Twelve years ago, as Quentin Tarantino's film Jackie Brown was being released, director Spike Lee chided him over how much his characters used the word "n*****," saying, "I have a definite problem with Quentin Tarantino's excessive use of the n-word. And let the record show that I never said that he cannot use that word -- I've used that word in many of my films -- but I think something is wrong with him." With Tarantino's latest film, Django Unchained, taking place in the American south during the mid 19th century, many expected Lee to speak up again -- and he didn't disappoint, claiming that watching Django Unchained would be "disrespectful to my ancestors." Lee's criticisms seemed to be echoed from an unlikely source -- the conservative website The Drudge Report -- which perhaps mockingly joined the debate with an inflammatory headline referencing the liberal use of "n*****" in Django Unchained.
Should the word "n*****" be excised from the American vocabulary, regardless of the context (historical, cultural, or otherwise) in which it's used? Is it disrespectful to black people to fit the story of an avenging slave into the Western and Blaxploitation genres Tarantino loves so much?

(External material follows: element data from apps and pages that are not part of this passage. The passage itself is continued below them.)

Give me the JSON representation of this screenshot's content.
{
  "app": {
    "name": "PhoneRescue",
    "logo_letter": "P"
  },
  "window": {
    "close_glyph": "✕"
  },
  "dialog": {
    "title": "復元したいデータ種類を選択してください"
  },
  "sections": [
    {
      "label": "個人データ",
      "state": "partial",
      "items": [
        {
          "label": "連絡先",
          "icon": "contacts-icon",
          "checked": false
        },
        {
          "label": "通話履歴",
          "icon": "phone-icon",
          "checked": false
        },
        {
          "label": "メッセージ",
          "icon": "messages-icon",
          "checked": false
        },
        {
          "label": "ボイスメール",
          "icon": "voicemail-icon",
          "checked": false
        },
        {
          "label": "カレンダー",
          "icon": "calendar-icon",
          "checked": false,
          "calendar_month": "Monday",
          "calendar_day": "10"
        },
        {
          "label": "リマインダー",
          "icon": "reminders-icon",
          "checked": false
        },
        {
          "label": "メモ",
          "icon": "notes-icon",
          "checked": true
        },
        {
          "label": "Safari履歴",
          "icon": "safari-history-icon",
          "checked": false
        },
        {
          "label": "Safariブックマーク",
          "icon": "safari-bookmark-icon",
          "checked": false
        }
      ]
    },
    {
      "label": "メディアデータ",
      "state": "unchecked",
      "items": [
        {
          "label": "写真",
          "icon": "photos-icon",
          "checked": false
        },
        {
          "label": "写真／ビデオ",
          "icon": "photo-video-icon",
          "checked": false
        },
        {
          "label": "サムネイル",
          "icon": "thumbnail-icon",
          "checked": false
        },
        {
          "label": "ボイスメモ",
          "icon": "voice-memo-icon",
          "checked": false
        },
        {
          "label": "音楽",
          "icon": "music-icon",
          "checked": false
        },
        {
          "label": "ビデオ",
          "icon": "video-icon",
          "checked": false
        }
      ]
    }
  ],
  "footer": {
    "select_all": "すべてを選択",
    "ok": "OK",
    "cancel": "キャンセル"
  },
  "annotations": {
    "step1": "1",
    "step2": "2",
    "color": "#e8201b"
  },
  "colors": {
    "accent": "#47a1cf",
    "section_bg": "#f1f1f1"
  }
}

And is Django Unchained any good? Watch my ReThink Review of Django Unchained below (transcript following).
Quentin Tarantino is one of the rare directors whose work is identifiable without his name attached, whether it's his flair for dialogue, his inspired use of music, his love for film and its genres, or his passion for blood-splattering violence. All of these are on display in his latest film, Django Unchained, along with the controversy and conversation that often accompanies Tarantino's films, including the return of criticism regarding his characters' liberal use of a racial epithet many claim is too horrible to utter.
Django Unchained takes place in 1858, two years before the start of the Civil War, and stars Jamie Foxx as Django, a slave whose freedom is purchased by a German bounty hunter named Dr. King Schultz (played by Christoph Waltz). Schultz has a more evolved view of race than any other white person in the film and sees Django as essentially an equal, though Schultz's motivations are initially more mercenary since Django can identify Schultz's next targets, the Speck brothers, who formerly owned Django and his wife, Broomhilda (played by Kerry Washington), tormented them both and separated them as punishment.
Schultz mentors Django in the art of gunplay, which Django has a natural talent for, as the two collect bounties across several states before disguising themselves as slave buyers to rescue Broomhilda from a cruel Mississippi plantation owner named Calvin Candie (played by Leonardo DiCaprio) whose passion is watching slaves fight to the death.
The aforementioned racial epithet is, of course, "n*****," which is uttered over 100 times by various characters in Django Unchained. The right wing website The Drudge Report claimed that this was yet another example of a political double standard, implying that if black people and liberal Hollywood can say it, republicans should too -- or perhaps as further evidence of one of conservatives' most mind-boggling claims that it's democrats who are the *real* racists. From the other direction, director Spike Lee, who has scolded Tarantino in the past for his characters saying "n*****" a lot, publicly said that watching Django Unchained would be "disrespectful to my ancestors" and that slavery was a holocaust, not a spaghetti western.
Both of these criticisms strike me as utterly misguided. For a film that takes place in the slave-owning South, it would be historically inaccurate and a shameful act of whitewashing for white people in the film not to call black people n******, since it was a term synonymous with both "black person" and "slave." Nor would it even be unusual for black people at the time to refer to each other as n******, perhaps for lack of a better term or, in the case of Django, as part of his cover as a slave buyer to convince Calvin that he also sees black people as little more than property. Stephen, Calvin's devoted house slave (played by Samuel L. Jackson), also uses it frequently as a way to place himself above the slaves around him.
Django Unchained has rightly been criticized for not having stronger female characters, since Broomhilda is little more than a damsel in distress, and the film would've been more satisfying if Django had to struggle to shed the mental shackles of slavery on his way to becoming the badass he is portrayed as being from the start. But getting freaked out about the mere presence of a word regardless of the intent of how it's used strikes me as childish.
And Lee's claims that Django Unchained insults his ancestors and makes light of slavery makes little sense. The film unflinchingly shows the suffering of slaves and the cruelty and racism of the era's white status quo, but it is not meant to be a historical account of slavery or the role black people played in abolishing it. Django Unchained is a very entertaining, funny, fictional adventure tale of a man attempting to rescue his wife, and in the process, becoming an inspiration to the downtrodden by embracing his freedoms and exacting revenge on their shared oppressors. And for me, one of the most powerful, cathartic cinematic moments of 2012 is when Django picks up a whip and uses it on one of his former owners as a group of slaves look on in astonishment at something they had perhaps not yet dared to dream.